Our daily lives, for the most part, are controlled by the habits that we have developed over our lifetime. Many times we don’t realize that the behaviors that we exhibit are habits, because they have become automatic and intentional. A lot of habits that we have are unconscious actions that automate the more mundane tasks that we have throughout the day. Many of them start at the time that we wake up and continue until we finally fall asleep.
Research suggests that up to 40% of our daily routine is habitual. It starts with brushing our teeth, to the way we make our coffee, from the routes that we take to and from work, to the way that our desks are organized. All of this has become an intentional, automatic function of our daily lives.
Habits are formed through learning. Often time, an action follows a cue. The alarm clock sounds, we hit snooze. We come home, put our things down, walk to the refrigerator for a bottle of water. We become rigid in this type of routine. When this rigidity is met with uncertainty, it creates a little chaos, so we make sure that this rigidity is always defined.
If going to the same store every morning means we get that particular bagel, then we do not need to worry about what we are going to eat for breakfast. If we go to that store enough to realize that the bagel is always there at 8:15 in the morning, then we train ourselves to be at that store at 8:15 in the morning.

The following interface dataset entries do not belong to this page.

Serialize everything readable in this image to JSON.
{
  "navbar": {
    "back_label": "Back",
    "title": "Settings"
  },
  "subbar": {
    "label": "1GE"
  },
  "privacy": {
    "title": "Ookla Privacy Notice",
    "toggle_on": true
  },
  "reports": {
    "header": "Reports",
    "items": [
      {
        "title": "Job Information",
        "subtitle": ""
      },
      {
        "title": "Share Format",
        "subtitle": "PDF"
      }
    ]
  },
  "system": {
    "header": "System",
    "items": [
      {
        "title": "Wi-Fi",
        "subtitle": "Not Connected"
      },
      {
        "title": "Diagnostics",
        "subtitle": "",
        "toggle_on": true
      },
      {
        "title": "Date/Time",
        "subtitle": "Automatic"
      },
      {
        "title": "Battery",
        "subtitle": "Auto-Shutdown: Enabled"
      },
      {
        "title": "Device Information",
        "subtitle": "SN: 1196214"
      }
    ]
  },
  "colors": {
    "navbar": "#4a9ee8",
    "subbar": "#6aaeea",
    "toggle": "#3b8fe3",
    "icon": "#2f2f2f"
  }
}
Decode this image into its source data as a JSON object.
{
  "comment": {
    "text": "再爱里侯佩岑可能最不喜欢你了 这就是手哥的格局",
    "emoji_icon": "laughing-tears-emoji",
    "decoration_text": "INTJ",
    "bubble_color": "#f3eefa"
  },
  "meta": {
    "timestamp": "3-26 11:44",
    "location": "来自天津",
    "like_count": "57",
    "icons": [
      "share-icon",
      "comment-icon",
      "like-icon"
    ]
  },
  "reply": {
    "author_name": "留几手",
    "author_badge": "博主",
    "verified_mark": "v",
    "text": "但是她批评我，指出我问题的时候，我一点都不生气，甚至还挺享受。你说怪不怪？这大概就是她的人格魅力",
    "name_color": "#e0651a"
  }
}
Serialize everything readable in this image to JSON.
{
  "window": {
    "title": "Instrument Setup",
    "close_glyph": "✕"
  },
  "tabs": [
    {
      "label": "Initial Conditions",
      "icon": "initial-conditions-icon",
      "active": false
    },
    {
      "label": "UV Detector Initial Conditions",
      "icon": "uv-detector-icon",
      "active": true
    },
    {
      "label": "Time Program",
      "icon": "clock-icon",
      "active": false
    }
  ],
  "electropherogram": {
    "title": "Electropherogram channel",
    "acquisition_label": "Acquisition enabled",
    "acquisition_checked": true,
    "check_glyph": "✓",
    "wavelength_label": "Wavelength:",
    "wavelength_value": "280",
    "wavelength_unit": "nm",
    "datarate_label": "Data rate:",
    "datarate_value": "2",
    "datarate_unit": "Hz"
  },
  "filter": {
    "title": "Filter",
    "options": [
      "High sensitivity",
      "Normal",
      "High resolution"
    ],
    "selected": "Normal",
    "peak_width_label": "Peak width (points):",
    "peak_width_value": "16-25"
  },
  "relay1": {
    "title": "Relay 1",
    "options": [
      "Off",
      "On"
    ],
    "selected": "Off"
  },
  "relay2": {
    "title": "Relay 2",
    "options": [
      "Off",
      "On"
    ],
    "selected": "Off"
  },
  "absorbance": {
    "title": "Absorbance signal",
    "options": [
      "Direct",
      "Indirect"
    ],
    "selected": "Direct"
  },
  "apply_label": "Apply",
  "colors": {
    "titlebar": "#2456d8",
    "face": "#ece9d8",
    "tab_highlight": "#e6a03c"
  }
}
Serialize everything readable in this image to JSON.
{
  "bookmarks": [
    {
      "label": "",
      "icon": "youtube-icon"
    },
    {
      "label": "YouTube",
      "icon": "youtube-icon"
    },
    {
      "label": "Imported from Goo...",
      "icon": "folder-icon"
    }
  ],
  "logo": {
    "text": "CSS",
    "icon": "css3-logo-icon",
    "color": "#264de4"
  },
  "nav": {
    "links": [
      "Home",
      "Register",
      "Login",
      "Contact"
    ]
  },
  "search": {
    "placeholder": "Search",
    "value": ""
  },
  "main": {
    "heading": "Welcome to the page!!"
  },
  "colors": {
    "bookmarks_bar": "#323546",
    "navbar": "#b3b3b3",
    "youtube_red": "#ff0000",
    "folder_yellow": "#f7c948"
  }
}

This daily routine of going to the store over time becomes a habit. We know that we will get what we want when we want it, it becomes a process that has become automatic. A lot of times habits form to reduce the number of decisions we need to make. According to Vincent Carlos, in an article titled, Why So Many Successful People Wear the Same Outfit Every Day,
“every decision you make uses up your mental energy. Just the simple act of thinking about whether you should choose A or B will tire you out and reduce your brainpower. This means that the more decisions you have to make throughout the day, the weaker your decision-making process will become.”
In this article, Carlos goes on to say that successful people like Steve Jobs, Mark Zuckerburg, and others have automated specific tasks throughout their days, to reduce the number of decisions that they need to make during the day. This behavior, although with a specific end-goal in mind, is a habit that was consciously developed.
Our habits define us. They control a large portion of our day.